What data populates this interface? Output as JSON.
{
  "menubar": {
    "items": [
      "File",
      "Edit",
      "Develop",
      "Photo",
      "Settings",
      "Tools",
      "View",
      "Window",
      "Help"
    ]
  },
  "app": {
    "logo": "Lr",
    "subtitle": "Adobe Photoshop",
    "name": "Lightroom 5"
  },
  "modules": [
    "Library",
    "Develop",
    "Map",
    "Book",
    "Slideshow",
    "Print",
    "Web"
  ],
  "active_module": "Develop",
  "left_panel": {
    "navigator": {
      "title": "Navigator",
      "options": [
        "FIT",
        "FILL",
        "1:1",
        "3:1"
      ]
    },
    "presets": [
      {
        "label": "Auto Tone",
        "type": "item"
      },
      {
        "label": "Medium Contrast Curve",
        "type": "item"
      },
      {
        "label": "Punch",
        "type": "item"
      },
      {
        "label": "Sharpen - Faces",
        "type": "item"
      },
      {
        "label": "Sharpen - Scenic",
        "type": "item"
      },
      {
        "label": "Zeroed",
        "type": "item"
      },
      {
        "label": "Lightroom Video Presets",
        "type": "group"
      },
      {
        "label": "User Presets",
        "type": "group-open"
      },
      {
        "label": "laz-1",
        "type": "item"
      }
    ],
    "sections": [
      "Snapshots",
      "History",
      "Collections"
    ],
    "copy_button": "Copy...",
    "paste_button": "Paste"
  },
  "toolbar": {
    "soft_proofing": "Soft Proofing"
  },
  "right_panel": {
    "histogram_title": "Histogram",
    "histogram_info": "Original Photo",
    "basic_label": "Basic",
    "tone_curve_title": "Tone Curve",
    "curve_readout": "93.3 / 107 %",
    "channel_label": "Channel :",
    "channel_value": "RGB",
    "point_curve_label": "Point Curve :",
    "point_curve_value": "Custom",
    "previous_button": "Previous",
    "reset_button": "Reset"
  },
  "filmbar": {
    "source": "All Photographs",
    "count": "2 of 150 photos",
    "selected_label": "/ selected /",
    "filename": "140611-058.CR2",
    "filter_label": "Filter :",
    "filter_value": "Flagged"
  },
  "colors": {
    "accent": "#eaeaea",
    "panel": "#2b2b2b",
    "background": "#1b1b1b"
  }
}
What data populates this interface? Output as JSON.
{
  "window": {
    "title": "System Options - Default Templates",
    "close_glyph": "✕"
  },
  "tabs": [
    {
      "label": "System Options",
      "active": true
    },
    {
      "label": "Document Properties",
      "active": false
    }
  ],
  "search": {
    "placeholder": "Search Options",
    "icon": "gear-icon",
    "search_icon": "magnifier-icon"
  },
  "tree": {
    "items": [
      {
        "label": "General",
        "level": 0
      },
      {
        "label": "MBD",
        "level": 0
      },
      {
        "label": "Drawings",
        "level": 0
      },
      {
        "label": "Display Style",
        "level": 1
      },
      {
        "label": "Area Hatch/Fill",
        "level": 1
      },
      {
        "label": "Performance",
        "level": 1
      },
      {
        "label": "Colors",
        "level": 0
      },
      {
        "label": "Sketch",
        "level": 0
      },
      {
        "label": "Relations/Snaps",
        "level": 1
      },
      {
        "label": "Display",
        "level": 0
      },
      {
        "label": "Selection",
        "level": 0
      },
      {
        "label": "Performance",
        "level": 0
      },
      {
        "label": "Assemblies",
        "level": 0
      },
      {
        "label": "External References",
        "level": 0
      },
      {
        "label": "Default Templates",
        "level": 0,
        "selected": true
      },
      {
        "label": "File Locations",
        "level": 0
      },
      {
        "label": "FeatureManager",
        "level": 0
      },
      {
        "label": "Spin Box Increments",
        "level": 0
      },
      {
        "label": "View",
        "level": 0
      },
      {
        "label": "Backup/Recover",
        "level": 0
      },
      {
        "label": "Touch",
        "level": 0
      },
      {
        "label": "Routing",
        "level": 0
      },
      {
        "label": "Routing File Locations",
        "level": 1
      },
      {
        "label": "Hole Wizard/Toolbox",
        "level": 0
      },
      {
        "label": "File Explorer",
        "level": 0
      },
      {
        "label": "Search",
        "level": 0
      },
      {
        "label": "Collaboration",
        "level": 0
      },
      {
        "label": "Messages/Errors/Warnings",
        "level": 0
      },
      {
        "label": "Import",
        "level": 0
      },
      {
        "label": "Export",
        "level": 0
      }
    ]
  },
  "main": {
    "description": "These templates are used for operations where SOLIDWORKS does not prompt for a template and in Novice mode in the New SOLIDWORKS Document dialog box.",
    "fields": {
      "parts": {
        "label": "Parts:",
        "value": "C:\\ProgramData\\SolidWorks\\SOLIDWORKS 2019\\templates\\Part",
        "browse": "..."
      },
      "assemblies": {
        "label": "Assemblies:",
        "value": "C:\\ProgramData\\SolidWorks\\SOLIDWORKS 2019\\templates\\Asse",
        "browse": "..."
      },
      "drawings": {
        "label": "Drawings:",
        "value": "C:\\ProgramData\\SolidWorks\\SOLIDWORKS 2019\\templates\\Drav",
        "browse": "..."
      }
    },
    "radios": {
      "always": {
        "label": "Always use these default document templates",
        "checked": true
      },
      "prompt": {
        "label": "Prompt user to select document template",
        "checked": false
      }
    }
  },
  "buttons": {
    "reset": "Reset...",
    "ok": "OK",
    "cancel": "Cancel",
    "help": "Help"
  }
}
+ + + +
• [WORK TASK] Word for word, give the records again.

• [TASK SOLUTION]
What data populates this interface? Output as JSON.
{
  "menubar": {
    "items": [
      "File",
      "Edit",
      "Develop",
      "Photo",
      "Settings",
      "Tools",
      "View",
      "Window",
      "Help"
    ]
  },
  "app": {
    "logo": "Lr",
    "subtitle": "Adobe Photoshop",
    "name": "Lightroom 5"
  },
  "modules": [
    "Library",
    "Develop",
    "Map",
    "Book",
    "Slideshow",
    "Print",
    "Web"
  ],
  "active_module": "Develop",
  "left_panel": {
    "navigator": {
      "title": "Navigator",
      "options": [
        "FIT",
        "FILL",
        "1:1",
        "3:1"
      ]
    },
    "presets": [
      {
        "label": "Auto Tone",
        "type": "item"
      },
      {
        "label": "Medium Contrast Curve",
        "type": "item"
      },
      {
        "label": "Punch",
        "type": "item"
      },
      {
        "label": "Sharpen - Faces",
        "type": "item"
      },
      {
        "label": "Sharpen - Scenic",
        "type": "item"
      },
      {
        "label": "Zeroed",
        "type": "item"
      },
      {
        "label": "Lightroom Video Presets",
        "type": "group"
      },
      {
        "label": "User Presets",
        "type": "group-open"
      },
      {
        "label": "laz-1",
        "type": "item"
      }
    ],
    "sections": [
      "Snapshots",
      "History",
      "Collections"
    ],
    "copy_button": "Copy...",
    "paste_button": "Paste"
  },
  "toolbar": {
    "soft_proofing": "Soft Proofing"
  },
  "right_panel": {
    "histogram_title": "Histogram",
    "histogram_info": "Original Photo",
    "basic_label": "Basic",
    "tone_curve_title": "Tone Curve",
    "curve_readout": "93.3 / 107 %",
    "channel_label": "Channel :",
    "channel_value": "RGB",
    "point_curve_label": "Point Curve :",
    "point_curve_value": "Custom",
    "previous_button": "Previous",
    "reset_button": "Reset"
  },
  "filmbar": {
    "source": "All Photographs",
    "count": "2 of 150 photos",
    "selected_label": "/ selected /",
    "filename": "140611-058.CR2",
    "filter_label": "Filter :",
    "filter_value": "Flagged"
  },
  "colors": {
    "accent": "#eaeaea",
    "panel": "#2b2b2b",
    "background": "#1b1b1b"
  }
}
What data populates this interface? Output as JSON.
{
  "window": {
    "title": "System Options - Default Templates",
    "close_glyph": "✕"
  },
  "tabs": [
    {
      "label": "System Options",
      "active": true
    },
    {
      "label": "Document Properties",
      "active": false
    }
  ],
  "search": {
    "placeholder": "Search Options",
    "icon": "gear-icon",
    "search_icon": "magnifier-icon"
  },
  "tree": {
    "items": [
      {
        "label": "General",
        "level": 0
      },
      {
        "label": "MBD",
        "level": 0
      },
      {
        "label": "Drawings",
        "level": 0
      },
      {
        "label": "Display Style",
        "level": 1
      },
      {
        "label": "Area Hatch/Fill",
        "level": 1
      },
      {
        "label": "Performance",
        "level": 1
      },
      {
        "label": "Colors",
        "level": 0
      },
      {
        "label": "Sketch",
        "level": 0
      },
      {
        "label": "Relations/Snaps",
        "level": 1
      },
      {
        "label": "Display",
        "level": 0
      },
      {
        "label": "Selection",
        "level": 0
      },
      {
        "label": "Performance",
        "level": 0
      },
      {
        "label": "Assemblies",
        "level": 0
      },
      {
        "label": "External References",
        "level": 0
      },
      {
        "label": "Default Templates",
        "level": 0,
        "selected": true
      },
      {
        "label": "File Locations",
        "level": 0
      },
      {
        "label": "FeatureManager",
        "level": 0
      },
      {
        "label": "Spin Box Increments",
        "level": 0
      },
      {
        "label": "View",
        "level": 0
      },
      {
        "label": "Backup/Recover",
        "level": 0
      },
      {
        "label": "Touch",
        "level": 0
      },
      {
        "label": "Routing",
        "level": 0
      },
      {
        "label": "Routing File Locations",
        "level": 1
      },
      {
        "label": "Hole Wizard/Toolbox",
        "level": 0
      },
      {
        "label": "File Explorer",
        "level": 0
      },
      {
        "label": "Search",
        "level": 0
      },
      {
        "label": "Collaboration",
        "level": 0
      },
      {
        "label": "Messages/Errors/Warnings",
        "level": 0
      },
      {
        "label": "Import",
        "level": 0
      },
      {
        "label": "Export",
        "level": 0
      }
    ]
  },
  "main": {
    "description": "These templates are used for operations where SOLIDWORKS does not prompt for a template and in Novice mode in the New SOLIDWORKS Document dialog box.",
    "fields": {
      "parts": {
        "label": "Parts:",
        "value": "C:\\ProgramData\\SolidWorks\\SOLIDWORKS 2019\\templates\\Part",
        "browse": "..."
      },
      "assemblies": {
        "label": "Assemblies:",
        "value": "C:\\ProgramData\\SolidWorks\\SOLIDWORKS 2019\\templates\\Asse",
        "browse": "..."
      },
      "drawings": {
        "label": "Drawings:",
        "value": "C:\\ProgramData\\SolidWorks\\SOLIDWORKS 2019\\templates\\Drav",
        "browse": "..."
      }
    },
    "radios": {
      "always": {
        "label": "Always use these default document templates",
        "checked": true
      },
      "prompt": {
        "label": "Prompt user to select document template",
        "checked": false
      }
    }
  },
  "buttons": {
    "reset": "Reset...",
    "ok": "OK",
    "cancel": "Cancel",
    "help": "Help"
  }
}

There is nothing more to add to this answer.